((

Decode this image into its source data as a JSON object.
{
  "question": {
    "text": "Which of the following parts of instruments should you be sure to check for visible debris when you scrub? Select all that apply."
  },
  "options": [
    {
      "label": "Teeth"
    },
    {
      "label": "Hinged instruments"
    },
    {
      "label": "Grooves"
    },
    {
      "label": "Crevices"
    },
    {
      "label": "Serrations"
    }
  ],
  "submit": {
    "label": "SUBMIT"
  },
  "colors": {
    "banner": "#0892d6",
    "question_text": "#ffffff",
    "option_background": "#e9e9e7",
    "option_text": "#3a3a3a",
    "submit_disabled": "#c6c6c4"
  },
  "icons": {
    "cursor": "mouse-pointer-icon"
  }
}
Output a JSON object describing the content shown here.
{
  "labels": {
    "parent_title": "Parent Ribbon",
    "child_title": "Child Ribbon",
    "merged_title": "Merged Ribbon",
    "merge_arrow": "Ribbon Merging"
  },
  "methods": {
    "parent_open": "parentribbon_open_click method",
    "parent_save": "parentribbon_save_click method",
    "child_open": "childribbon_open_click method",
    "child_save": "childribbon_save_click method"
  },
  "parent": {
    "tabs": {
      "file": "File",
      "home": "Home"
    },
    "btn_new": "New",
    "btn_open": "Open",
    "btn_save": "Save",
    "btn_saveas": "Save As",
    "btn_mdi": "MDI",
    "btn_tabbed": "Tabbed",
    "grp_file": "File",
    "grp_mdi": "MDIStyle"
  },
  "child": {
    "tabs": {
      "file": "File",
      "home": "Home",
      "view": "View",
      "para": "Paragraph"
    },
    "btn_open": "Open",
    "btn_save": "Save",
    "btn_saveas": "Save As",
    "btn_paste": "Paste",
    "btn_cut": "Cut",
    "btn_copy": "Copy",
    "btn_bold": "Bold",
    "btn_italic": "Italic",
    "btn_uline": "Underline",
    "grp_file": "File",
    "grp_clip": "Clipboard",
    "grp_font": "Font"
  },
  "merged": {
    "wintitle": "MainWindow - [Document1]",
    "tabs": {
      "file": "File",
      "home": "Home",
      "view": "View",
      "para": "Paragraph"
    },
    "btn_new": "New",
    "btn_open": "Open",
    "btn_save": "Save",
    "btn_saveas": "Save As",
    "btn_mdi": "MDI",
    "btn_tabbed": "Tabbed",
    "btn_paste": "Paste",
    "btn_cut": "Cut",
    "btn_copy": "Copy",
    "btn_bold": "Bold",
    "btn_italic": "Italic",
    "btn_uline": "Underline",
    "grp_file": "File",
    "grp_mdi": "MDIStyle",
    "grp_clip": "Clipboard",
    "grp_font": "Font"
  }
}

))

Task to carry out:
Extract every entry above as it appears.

Task result:
Decode this image into its source data as a JSON object.
{
  "question": {
    "text": "Which of the following parts of instruments should you be sure to check for visible debris when you scrub? Select all that apply."
  },
  "options": [
    {
      "label": "Teeth"
    },
    {
      "label": "Hinged instruments"
    },
    {
      "label": "Grooves"
    },
    {
      "label": "Crevices"
    },
    {
      "label": "Serrations"
    }
  ],
  "submit": {
    "label": "SUBMIT"
  },
  "colors": {
    "banner": "#0892d6",
    "question_text": "#ffffff",
    "option_background": "#e9e9e7",
    "option_text": "#3a3a3a",
    "submit_disabled": "#c6c6c4"
  },
  "icons": {
    "cursor": "mouse-pointer-icon"
  }
}
Output a JSON object describing the content shown here.
{
  "labels": {
    "parent_title": "Parent Ribbon",
    "child_title": "Child Ribbon",
    "merged_title": "Merged Ribbon",
    "merge_arrow": "Ribbon Merging"
  },
  "methods": {
    "parent_open": "parentribbon_open_click method",
    "parent_save": "parentribbon_save_click method",
    "child_open": "childribbon_open_click method",
    "child_save": "childribbon_save_click method"
  },
  "parent": {
    "tabs": {
      "file": "File",
      "home": "Home"
    },
    "btn_new": "New",
    "btn_open": "Open",
    "btn_save": "Save",
    "btn_saveas": "Save As",
    "btn_mdi": "MDI",
    "btn_tabbed": "Tabbed",
    "grp_file": "File",
    "grp_mdi": "MDIStyle"
  },
  "child": {
    "tabs": {
      "file": "File",
      "home": "Home",
      "view": "View",
      "para": "Paragraph"
    },
    "btn_open": "Open",
    "btn_save": "Save",
    "btn_saveas": "Save As",
    "btn_paste": "Paste",
    "btn_cut": "Cut",
    "btn_copy": "Copy",
    "btn_bold": "Bold",
    "btn_italic": "Italic",
    "btn_uline": "Underline",
    "grp_file": "File",
    "grp_clip": "Clipboard",
    "grp_font": "Font"
  },
  "merged": {
    "wintitle": "MainWindow - [Document1]",
    "tabs": {
      "file": "File",
      "home": "Home",
      "view": "View",
      "para": "Paragraph"
    },
    "btn_new": "New",
    "btn_open": "Open",
    "btn_save": "Save",
    "btn_saveas": "Save As",
    "btn_mdi": "MDI",
    "btn_tabbed": "Tabbed",
    "btn_paste": "Paste",
    "btn_cut": "Cut",
    "btn_copy": "Copy",
    "btn_bold": "Bold",
    "btn_italic": "Italic",
    "btn_uline": "Underline",
    "grp_file": "File",
    "grp_mdi": "MDIStyle",
    "grp_clip": "Clipboard",
    "grp_font": "Font"
  }
}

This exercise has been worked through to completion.